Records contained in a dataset
----

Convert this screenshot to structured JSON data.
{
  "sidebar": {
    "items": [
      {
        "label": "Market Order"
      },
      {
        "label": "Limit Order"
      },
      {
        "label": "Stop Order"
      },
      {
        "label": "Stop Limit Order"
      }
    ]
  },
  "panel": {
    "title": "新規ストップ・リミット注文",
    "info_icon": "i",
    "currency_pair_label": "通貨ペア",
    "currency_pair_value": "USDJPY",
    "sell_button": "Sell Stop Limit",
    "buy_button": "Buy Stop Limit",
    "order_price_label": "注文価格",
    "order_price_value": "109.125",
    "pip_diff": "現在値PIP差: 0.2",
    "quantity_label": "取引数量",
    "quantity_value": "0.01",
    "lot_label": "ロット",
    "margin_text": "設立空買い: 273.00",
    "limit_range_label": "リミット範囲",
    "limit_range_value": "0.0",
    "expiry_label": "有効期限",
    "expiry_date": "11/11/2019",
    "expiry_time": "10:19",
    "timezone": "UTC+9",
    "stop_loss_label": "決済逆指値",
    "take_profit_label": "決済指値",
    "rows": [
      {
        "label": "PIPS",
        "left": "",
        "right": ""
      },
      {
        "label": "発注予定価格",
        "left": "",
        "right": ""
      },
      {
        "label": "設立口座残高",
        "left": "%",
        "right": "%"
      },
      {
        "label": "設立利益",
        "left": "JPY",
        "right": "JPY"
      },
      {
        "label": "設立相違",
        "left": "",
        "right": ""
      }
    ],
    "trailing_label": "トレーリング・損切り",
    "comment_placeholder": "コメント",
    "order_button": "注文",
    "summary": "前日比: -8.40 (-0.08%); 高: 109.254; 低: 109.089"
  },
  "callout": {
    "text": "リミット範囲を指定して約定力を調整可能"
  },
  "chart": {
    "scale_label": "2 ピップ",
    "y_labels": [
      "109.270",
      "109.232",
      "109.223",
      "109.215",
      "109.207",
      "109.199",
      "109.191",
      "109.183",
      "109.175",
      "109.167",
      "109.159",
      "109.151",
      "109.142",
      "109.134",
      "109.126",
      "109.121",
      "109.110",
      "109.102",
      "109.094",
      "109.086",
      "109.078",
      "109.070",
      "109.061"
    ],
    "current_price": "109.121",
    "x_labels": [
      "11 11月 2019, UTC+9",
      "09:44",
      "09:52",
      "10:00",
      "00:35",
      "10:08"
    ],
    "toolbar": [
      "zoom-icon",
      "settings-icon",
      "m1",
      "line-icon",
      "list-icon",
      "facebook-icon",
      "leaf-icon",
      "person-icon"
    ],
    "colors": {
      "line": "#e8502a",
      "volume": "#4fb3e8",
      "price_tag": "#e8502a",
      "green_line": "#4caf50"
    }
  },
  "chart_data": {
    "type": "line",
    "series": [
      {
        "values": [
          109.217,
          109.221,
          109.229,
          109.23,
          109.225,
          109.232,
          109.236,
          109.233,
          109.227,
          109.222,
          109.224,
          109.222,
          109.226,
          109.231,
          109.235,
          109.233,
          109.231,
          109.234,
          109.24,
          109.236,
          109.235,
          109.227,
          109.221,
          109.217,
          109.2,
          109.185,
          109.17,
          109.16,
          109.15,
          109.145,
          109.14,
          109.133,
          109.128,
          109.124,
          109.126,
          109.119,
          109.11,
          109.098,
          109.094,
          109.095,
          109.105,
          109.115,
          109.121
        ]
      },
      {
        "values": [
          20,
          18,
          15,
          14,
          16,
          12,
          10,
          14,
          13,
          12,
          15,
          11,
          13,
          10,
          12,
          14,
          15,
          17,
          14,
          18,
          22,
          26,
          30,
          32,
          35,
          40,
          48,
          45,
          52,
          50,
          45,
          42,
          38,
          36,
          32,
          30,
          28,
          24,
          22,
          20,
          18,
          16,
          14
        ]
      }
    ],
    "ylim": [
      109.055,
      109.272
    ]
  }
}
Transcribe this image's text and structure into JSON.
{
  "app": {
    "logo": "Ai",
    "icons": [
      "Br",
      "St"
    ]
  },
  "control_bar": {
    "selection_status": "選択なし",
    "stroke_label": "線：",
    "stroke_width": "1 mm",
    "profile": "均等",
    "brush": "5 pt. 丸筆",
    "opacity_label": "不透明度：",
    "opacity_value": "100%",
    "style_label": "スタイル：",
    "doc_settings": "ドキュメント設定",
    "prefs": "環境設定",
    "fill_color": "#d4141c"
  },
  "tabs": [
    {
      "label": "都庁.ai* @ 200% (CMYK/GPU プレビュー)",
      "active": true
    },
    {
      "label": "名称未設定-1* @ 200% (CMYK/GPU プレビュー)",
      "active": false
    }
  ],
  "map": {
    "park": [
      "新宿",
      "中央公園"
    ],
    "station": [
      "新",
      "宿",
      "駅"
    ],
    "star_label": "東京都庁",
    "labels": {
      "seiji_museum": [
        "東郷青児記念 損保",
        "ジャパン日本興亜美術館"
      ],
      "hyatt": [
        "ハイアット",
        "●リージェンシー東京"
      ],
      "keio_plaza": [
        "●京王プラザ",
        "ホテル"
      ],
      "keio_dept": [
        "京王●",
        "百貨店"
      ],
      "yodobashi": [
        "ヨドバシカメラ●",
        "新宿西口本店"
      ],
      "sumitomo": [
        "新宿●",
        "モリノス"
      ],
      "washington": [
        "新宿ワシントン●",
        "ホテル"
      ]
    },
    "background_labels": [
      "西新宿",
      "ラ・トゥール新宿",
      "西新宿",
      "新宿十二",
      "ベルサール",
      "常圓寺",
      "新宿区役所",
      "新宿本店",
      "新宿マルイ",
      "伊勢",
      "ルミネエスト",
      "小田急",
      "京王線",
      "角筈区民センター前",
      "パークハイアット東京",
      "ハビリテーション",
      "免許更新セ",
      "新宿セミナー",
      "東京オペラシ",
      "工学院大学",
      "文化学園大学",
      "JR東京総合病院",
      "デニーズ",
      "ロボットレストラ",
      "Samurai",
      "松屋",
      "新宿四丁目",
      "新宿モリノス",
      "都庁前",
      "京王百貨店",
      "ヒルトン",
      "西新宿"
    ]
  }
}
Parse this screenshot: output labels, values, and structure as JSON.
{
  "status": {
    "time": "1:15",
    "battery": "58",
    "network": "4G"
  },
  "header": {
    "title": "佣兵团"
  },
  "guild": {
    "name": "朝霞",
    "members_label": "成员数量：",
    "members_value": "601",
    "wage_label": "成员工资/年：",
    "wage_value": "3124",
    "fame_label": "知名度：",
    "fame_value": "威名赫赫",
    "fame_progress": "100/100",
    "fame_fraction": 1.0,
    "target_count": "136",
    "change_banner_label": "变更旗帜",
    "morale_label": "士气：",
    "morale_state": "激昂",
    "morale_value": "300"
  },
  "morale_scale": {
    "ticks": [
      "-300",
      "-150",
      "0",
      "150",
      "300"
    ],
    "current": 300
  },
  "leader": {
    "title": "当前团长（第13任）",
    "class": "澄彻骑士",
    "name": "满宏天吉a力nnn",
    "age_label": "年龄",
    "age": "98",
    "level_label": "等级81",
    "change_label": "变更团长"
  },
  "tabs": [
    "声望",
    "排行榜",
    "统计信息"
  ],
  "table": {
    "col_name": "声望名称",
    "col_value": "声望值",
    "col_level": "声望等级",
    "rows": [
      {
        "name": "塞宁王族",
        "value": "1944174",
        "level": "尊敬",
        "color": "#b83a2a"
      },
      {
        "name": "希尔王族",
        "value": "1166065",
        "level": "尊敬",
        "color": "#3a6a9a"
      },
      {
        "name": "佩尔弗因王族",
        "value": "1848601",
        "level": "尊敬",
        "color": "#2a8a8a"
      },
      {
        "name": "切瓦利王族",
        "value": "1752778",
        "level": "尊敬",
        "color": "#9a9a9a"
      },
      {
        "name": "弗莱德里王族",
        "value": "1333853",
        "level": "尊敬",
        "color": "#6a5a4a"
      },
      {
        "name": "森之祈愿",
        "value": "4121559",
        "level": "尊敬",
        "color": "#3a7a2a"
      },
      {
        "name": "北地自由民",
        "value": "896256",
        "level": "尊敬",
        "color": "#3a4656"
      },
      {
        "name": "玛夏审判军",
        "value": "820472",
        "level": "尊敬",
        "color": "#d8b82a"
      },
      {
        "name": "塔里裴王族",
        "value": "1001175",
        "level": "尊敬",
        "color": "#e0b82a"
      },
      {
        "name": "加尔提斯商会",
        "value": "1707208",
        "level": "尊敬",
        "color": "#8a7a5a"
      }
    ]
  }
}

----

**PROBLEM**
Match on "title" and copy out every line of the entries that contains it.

**FINAL ANSWER**
    "title": "新規ストップ・リミット注文",
    "title": "佣兵团"
    "title": "当前团长（第13任）",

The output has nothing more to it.